[Data records for software interfaces]
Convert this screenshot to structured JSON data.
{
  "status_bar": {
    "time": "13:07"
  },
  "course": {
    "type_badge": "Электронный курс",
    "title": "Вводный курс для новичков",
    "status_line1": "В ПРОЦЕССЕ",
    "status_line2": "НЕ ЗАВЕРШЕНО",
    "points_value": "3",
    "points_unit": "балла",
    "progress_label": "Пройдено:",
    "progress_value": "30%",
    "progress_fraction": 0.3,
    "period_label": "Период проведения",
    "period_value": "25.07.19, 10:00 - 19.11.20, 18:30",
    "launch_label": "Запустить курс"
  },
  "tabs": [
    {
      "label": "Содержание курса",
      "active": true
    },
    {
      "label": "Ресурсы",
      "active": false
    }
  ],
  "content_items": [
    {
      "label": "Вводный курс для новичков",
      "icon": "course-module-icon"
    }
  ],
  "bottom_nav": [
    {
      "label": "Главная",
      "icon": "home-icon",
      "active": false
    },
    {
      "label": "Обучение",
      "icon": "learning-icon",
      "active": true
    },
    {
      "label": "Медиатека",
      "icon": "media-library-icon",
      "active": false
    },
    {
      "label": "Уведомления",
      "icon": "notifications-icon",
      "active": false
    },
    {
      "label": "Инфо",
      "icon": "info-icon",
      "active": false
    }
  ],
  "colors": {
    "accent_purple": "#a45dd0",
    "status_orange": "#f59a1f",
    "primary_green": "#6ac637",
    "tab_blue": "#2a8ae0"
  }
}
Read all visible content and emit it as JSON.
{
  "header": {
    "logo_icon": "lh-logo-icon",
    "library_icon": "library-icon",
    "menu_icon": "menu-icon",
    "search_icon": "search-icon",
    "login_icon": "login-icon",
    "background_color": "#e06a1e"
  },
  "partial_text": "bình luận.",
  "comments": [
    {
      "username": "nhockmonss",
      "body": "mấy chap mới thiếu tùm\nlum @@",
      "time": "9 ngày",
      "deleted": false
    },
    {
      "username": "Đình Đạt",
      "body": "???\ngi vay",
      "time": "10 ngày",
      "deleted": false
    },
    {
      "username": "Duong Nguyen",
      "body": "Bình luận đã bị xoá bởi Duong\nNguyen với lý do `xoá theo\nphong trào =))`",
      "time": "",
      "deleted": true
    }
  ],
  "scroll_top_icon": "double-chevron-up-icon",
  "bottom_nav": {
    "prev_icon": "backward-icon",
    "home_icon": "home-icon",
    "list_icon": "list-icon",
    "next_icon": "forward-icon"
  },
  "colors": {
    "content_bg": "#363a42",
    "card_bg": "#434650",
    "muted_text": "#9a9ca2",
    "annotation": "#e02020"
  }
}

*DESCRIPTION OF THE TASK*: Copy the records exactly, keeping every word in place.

*SOLUTION TO THIS EXERCISE*:
Convert this screenshot to structured JSON data.
{
  "status_bar": {
    "time": "13:07"
  },
  "course": {
    "type_badge": "Электронный курс",
    "title": "Вводный курс для новичков",
    "status_line1": "В ПРОЦЕССЕ",
    "status_line2": "НЕ ЗАВЕРШЕНО",
    "points_value": "3",
    "points_unit": "балла",
    "progress_label": "Пройдено:",
    "progress_value": "30%",
    "progress_fraction": 0.3,
    "period_label": "Период проведения",
    "period_value": "25.07.19, 10:00 - 19.11.20, 18:30",
    "launch_label": "Запустить курс"
  },
  "tabs": [
    {
      "label": "Содержание курса",
      "active": true
    },
    {
      "label": "Ресурсы",
      "active": false
    }
  ],
  "content_items": [
    {
      "label": "Вводный курс для новичков",
      "icon": "course-module-icon"
    }
  ],
  "bottom_nav": [
    {
      "label": "Главная",
      "icon": "home-icon",
      "active": false
    },
    {
      "label": "Обучение",
      "icon": "learning-icon",
      "active": true
    },
    {
      "label": "Медиатека",
      "icon": "media-library-icon",
      "active": false
    },
    {
      "label": "Уведомления",
      "icon": "notifications-icon",
      "active": false
    },
    {
      "label": "Инфо",
      "icon": "info-icon",
      "active": false
    }
  ],
  "colors": {
    "accent_purple": "#a45dd0",
    "status_orange": "#f59a1f",
    "primary_green": "#6ac637",
    "tab_blue": "#2a8ae0"
  }
}
Read all visible content and emit it as JSON.
{
  "header": {
    "logo_icon": "lh-logo-icon",
    "library_icon": "library-icon",
    "menu_icon": "menu-icon",
    "search_icon": "search-icon",
    "login_icon": "login-icon",
    "background_color": "#e06a1e"
  },
  "partial_text": "bình luận.",
  "comments": [
    {
      "username": "nhockmonss",
      "body": "mấy chap mới thiếu tùm\nlum @@",
      "time": "9 ngày",
      "deleted": false
    },
    {
      "username": "Đình Đạt",
      "body": "???\ngi vay",
      "time": "10 ngày",
      "deleted": false
    },
    {
      "username": "Duong Nguyen",
      "body": "Bình luận đã bị xoá bởi Duong\nNguyen với lý do `xoá theo\nphong trào =))`",
      "time": "",
      "deleted": true
    }
  ],
  "scroll_top_icon": "double-chevron-up-icon",
  "bottom_nav": {
    "prev_icon": "backward-icon",
    "home_icon": "home-icon",
    "list_icon": "list-icon",
    "next_icon": "forward-icon"
  },
  "colors": {
    "content_bg": "#363a42",
    "card_bg": "#434650",
    "muted_text": "#9a9ca2",
    "annotation": "#e02020"
  }
}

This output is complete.